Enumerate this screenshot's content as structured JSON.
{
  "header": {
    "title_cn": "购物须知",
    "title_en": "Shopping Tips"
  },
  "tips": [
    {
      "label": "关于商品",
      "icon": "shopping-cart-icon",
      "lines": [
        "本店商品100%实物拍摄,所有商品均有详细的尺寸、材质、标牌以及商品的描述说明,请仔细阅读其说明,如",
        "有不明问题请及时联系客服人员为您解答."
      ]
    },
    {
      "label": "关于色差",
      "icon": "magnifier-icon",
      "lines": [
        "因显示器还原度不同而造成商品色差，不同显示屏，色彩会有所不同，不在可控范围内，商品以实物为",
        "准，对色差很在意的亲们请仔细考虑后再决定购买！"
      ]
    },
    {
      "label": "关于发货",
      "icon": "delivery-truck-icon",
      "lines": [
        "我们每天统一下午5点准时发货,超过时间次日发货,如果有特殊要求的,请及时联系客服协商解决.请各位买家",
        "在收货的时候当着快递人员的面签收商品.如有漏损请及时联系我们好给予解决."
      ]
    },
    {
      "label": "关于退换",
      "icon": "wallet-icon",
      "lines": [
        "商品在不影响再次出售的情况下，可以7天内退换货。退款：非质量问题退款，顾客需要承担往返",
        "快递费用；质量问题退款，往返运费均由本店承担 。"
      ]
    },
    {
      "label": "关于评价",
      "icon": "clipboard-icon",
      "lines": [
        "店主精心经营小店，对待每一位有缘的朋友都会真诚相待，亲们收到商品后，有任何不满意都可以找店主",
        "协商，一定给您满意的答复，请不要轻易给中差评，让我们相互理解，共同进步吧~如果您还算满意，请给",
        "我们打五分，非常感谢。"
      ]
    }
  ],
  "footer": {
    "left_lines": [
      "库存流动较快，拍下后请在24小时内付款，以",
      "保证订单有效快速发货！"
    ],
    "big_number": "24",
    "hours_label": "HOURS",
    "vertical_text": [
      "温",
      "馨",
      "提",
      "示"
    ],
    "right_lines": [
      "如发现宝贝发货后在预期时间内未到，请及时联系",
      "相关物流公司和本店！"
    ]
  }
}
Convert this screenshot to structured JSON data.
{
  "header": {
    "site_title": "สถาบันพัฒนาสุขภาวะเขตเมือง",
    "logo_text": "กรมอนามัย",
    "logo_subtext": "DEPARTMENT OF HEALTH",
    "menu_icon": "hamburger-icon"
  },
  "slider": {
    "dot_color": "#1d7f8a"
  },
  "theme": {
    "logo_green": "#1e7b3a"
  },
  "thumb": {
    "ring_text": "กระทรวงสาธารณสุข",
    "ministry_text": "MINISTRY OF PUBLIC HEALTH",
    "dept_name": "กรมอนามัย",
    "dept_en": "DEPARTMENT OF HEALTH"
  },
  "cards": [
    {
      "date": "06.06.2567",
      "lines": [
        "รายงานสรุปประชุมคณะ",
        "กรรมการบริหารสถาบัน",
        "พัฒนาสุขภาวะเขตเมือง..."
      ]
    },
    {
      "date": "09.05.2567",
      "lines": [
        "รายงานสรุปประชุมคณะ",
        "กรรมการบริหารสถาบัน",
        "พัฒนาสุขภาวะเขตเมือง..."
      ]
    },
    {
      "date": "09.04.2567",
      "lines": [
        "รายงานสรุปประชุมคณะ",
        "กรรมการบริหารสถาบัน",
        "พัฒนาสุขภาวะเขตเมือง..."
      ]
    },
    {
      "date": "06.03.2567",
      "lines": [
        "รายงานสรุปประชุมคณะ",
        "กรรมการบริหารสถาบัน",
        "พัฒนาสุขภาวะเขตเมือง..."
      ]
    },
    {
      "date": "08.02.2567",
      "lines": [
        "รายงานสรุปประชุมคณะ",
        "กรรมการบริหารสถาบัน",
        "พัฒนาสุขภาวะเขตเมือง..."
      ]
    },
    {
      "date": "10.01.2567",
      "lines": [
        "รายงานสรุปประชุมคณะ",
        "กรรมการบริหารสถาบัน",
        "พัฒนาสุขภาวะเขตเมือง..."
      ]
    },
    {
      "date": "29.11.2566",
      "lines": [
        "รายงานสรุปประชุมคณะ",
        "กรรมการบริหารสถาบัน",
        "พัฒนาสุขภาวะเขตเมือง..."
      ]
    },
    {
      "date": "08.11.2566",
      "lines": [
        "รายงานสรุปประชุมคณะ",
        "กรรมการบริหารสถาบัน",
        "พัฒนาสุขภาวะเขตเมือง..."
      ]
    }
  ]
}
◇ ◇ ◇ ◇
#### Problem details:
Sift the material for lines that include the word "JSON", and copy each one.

#### Answer area:
Enumerate this screenshot's content as structured JSON.
Convert this screenshot to structured JSON data.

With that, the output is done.